So I decided to allocate just one CPU core. The performance has increased significantly. I’m going to investigate what the issue was, maybe the guest OS’s were starving the host? I will delve deeper in another post.

Nerd Stuff

Don’t want to learn Perl, Python, Shell … Ok, try On.Inno

There are people on this planet earth, wonderful as it is, that don’t want to learn about the glue that holds all things together. And by glue I’m referring to the workhorse scripts that never really get the attention they deserve:

  • Perl
  • Python
  • Shell

One cannot truly say they have experienced a production infrastructure with at least typing one command from any of the above.

Well for those who are not ready for this level can jump to the next level. I have something for you called on.inno.

on.inno is a high level scripting programming language that has 2 logical operators (IF …ELSE) … that’s it.
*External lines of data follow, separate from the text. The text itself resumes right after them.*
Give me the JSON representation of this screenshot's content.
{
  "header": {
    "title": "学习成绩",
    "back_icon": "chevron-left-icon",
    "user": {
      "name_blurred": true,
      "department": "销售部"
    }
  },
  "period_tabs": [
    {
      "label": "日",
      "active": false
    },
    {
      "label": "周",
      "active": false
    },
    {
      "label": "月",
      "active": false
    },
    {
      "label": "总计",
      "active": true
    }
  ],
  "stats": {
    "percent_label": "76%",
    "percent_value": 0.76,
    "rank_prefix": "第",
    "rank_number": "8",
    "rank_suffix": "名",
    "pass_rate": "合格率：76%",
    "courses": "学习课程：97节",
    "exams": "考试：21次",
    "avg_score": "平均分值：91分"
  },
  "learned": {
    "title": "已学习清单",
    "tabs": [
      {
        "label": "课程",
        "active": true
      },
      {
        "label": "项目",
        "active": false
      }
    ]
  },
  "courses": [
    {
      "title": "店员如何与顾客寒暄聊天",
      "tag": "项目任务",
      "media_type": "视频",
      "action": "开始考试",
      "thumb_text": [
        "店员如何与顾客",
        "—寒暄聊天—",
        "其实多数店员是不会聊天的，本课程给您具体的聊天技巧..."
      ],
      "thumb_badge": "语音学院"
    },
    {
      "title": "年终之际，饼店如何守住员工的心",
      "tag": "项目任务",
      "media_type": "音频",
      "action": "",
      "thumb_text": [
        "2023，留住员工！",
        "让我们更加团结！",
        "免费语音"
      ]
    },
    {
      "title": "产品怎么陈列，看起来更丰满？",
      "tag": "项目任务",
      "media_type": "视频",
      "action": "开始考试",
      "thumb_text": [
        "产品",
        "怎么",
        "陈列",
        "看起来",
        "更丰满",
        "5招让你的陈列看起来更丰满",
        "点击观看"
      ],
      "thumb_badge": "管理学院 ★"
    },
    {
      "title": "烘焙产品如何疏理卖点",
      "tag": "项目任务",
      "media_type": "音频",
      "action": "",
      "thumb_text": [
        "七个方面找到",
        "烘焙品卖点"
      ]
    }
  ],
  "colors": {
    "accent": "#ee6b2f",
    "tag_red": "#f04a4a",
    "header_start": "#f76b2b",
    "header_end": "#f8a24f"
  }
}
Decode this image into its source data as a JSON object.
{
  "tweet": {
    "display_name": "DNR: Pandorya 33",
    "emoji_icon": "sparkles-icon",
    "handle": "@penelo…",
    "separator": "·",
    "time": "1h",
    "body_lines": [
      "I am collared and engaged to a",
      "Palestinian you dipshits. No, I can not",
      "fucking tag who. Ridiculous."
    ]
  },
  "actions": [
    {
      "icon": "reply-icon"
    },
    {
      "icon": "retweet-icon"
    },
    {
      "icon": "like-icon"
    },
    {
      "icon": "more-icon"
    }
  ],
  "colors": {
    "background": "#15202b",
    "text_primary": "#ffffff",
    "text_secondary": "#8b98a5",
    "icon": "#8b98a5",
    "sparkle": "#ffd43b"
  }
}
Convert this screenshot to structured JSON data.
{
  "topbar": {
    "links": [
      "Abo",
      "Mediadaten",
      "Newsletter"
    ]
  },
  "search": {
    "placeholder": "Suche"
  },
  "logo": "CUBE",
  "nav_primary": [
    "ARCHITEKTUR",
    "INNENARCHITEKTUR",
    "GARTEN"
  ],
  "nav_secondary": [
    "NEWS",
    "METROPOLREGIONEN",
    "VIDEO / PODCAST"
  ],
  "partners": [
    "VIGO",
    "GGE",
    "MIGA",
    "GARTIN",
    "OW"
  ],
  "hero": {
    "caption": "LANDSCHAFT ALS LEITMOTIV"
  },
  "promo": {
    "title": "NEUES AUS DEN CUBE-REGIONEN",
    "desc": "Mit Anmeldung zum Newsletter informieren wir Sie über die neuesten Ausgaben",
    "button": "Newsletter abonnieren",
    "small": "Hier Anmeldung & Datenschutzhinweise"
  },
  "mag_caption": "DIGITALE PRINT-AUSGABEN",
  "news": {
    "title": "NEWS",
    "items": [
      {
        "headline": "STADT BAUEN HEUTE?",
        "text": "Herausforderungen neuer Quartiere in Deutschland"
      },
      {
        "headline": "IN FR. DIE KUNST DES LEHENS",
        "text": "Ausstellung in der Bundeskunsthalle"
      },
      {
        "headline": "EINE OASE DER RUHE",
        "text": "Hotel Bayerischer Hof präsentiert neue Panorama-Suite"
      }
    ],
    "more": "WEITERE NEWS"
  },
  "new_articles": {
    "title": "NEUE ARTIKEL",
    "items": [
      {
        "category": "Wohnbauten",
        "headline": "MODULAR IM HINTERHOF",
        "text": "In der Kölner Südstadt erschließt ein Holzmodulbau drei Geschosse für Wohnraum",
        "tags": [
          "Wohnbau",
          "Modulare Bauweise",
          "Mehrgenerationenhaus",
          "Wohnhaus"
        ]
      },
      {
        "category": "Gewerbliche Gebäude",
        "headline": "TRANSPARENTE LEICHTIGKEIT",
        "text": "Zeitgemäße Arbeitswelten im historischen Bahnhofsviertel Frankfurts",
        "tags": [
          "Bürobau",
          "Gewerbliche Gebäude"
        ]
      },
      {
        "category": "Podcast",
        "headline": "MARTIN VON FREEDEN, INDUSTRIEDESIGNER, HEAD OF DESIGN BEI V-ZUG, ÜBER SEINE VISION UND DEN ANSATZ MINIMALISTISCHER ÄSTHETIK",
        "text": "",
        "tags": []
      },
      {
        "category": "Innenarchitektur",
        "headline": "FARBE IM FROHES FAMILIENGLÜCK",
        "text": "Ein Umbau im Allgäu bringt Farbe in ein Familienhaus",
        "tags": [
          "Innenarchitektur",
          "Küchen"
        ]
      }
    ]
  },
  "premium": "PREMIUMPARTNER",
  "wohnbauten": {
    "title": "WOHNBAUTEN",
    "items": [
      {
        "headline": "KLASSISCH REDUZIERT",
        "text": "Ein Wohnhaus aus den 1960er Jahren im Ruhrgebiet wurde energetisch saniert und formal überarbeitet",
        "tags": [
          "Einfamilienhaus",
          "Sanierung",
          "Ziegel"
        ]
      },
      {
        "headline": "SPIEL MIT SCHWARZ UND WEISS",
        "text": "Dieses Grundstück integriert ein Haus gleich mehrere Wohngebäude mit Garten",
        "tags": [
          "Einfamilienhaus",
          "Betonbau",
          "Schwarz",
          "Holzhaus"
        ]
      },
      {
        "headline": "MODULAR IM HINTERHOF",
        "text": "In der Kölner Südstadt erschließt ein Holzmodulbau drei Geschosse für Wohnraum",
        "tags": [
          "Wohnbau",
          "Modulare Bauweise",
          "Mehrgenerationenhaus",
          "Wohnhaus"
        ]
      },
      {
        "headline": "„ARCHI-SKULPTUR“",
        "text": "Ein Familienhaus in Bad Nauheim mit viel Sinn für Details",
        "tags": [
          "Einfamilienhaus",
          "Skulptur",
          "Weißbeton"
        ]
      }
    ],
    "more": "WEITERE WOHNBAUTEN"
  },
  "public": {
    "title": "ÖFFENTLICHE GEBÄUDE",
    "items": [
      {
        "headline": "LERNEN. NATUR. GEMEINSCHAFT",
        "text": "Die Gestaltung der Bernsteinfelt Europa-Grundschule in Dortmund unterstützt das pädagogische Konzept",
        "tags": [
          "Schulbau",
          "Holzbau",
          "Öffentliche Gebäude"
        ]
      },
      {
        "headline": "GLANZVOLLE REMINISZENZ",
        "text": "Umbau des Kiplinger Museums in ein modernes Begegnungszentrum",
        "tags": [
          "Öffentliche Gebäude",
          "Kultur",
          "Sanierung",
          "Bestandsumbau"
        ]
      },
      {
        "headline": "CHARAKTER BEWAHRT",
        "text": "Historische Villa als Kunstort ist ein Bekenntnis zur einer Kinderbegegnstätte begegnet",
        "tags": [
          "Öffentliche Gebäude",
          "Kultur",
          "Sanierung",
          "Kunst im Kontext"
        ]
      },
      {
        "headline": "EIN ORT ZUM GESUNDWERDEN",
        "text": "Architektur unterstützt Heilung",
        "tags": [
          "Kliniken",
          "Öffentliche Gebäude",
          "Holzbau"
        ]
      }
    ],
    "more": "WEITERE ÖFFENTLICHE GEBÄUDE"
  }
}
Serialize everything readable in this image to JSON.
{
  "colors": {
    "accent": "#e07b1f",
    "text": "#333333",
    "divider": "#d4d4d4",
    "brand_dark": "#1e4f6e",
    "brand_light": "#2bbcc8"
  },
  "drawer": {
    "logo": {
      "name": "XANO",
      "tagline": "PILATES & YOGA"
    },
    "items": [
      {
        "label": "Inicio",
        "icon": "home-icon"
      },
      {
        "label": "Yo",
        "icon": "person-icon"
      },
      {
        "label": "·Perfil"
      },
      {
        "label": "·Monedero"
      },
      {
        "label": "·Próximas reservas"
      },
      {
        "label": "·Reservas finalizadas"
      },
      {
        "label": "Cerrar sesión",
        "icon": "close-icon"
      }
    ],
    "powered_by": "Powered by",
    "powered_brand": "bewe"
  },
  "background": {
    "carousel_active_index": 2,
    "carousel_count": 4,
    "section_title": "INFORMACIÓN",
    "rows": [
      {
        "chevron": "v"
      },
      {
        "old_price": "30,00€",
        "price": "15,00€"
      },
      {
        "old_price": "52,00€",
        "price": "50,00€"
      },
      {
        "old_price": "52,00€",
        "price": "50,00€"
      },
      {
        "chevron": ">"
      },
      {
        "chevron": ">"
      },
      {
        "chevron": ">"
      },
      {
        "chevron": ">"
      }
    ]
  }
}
It’s simple, more to come.

Example:

EXECIFSTART<,>hostname<,>piroserv2<,>1

EXEC<,><!>This is a comment: embed any of thing here Perl| Pyton|Shell><,><,>1

EXECEND<,>echo if<,>if

Why did I create this simple language … I work in an environment that has different versions of OS’s (Linux, Windows, and Solaris), and not all of them have the same components. To save my self from having to try and say install Perl on all of them and simply drop some code there (ideal world) I simply created my own interpreted script to interface with the remote OS.

Random Inno

use Parallel::ForkManager

A very powerful and easy to use Perl multitasking module.

Used in every single code I now write, as it’s annoying to continuously  update code just to make it scale-able. In my scripts I usually like to “fork” things off especially say when manipulating data.

With this module it’s as easy as a foreach loop:

use Parallel::ForkManager;

use PiroLabs::Utils::DataCruncher;

my $max_threads = 10;

my @tasks = qw (x / + -);

$pm = new Parallel::ForkManager($max_threads);

foreach (@tasks){

$pm = new Parallel::ForkManager($max_threads);

my $pid = $pm->start and next;

my $dc = new DataCruncher([0 … 2000000], $_);

$dc->Execute();

$pm->finish;

}

$pm->wait_all_children;

In the snippet above I want to perform multiplication, division, addition and subtraction all at the same time on some defined data set.

Next post I will show how to pass data from the child processes back to the parent.